Over the following decades, HIV traveled from West Africa to the Caribbean, and then to the United States. In the early 1980's in major cities like New York, Los Angeles, and San Francisco, healthy homosexual men and intravenous drug users were the first to begin inexplicably dying from immune deficiency related illnesses. Doctor’s and scientist’s soon named the unknown deadly disease, AIDS. By 1984, similar cases of AIDS were reported around the world, including new cases in Hemophiliacs and heterosexuals. That same year, HIV was discovered to be the cause of AIDS, and the following year the first commercial test for the virus was introduced. It took nearly seven additional years, billions of dollars, and hundreds of thousands of lives lost before the first drug to combat the virus was developed. Through a global commitment to finding a cure for AIDS, monumental advances in treatment have been made, and today, HIV is no longer a death sentence.

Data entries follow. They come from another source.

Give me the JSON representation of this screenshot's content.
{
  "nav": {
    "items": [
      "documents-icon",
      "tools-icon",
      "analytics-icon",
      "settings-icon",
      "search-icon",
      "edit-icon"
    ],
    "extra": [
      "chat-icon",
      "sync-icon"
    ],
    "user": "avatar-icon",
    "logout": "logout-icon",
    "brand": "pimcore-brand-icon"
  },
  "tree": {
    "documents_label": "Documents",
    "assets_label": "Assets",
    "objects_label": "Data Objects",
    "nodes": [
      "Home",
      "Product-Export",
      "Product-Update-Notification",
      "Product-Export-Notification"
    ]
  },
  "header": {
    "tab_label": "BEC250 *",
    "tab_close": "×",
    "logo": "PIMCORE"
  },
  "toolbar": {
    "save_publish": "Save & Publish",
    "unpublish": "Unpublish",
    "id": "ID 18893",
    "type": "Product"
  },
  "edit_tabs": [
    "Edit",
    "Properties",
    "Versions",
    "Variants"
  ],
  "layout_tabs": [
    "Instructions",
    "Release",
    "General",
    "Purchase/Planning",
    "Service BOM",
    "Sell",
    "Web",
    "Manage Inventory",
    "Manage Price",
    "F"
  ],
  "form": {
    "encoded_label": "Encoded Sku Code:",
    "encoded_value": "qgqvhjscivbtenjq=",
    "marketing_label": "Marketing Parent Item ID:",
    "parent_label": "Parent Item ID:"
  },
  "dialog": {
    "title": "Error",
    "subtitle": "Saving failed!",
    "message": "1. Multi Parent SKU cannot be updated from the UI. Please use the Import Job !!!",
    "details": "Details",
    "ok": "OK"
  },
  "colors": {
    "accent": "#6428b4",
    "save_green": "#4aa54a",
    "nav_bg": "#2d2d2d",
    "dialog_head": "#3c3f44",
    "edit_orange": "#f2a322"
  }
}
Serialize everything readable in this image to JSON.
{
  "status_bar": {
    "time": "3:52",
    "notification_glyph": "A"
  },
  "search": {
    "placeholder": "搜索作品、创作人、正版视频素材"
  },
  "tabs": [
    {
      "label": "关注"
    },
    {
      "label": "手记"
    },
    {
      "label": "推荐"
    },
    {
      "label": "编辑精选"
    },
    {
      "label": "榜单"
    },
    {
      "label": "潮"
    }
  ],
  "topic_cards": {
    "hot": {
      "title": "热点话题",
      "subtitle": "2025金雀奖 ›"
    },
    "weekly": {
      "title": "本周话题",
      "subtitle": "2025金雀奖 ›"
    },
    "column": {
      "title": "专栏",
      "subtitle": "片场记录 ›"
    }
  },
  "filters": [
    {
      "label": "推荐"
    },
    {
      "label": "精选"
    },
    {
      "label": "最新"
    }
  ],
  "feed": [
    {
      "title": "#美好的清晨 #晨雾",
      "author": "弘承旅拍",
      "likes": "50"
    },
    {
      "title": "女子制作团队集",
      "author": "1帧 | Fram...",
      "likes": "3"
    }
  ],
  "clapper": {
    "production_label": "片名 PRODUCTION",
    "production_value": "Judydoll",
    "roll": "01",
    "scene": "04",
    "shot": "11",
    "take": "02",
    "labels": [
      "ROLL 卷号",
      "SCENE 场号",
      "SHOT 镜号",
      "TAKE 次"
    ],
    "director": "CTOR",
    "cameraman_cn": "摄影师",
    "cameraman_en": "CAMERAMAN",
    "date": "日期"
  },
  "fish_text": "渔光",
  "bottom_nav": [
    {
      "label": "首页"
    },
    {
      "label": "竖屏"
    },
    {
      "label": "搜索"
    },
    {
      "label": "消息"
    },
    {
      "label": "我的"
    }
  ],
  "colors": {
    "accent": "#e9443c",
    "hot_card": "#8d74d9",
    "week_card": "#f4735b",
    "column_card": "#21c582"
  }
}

Project Statement: thriving
 Precious Life
Derek
 Persistence
Jason
 Pushing Through Obstacles
Gabe
 Budding
Shelby
 Independence
Steve
 Thriving
   In West Africa in the 1950's, chimpanzees were hunted by humans for their meat. Unaware that the chimpanzees were living with a deadly virus known as SIV, the hunters became infected by exposing themselves to the chimp's septic blood. Once SIV entered the human bloodstream, it mutated into what we now know as HIV.   Over the following decades, HIV traveled from West Africa to the Caribbean, and then to the United States. In the early 1980's in major cities like New York, Los Angeles, and San Francisco, healthy homosexual men and intravenous drug users were the first to begin inexplicably dying from immune deficiency related illnesses. Doctor’s and scientist’s soon named the unknown deadly disease, AIDS. By 1984, similar cases of AIDS were reported around the world, including new cases in Hemophiliacs and heterosexuals. That same year, HIV was discovered to be the cause of AIDS, and the following year the first commercial test for the virus was introduced. It took nearly seven additional years, billions of dollars, and hundreds of thousands of lives lost before the first drug to combat the virus was developed. Through a global commitment to finding a cure for AIDS, monumental advances in treatment have been made, and today, HIV is no longer a death sentence.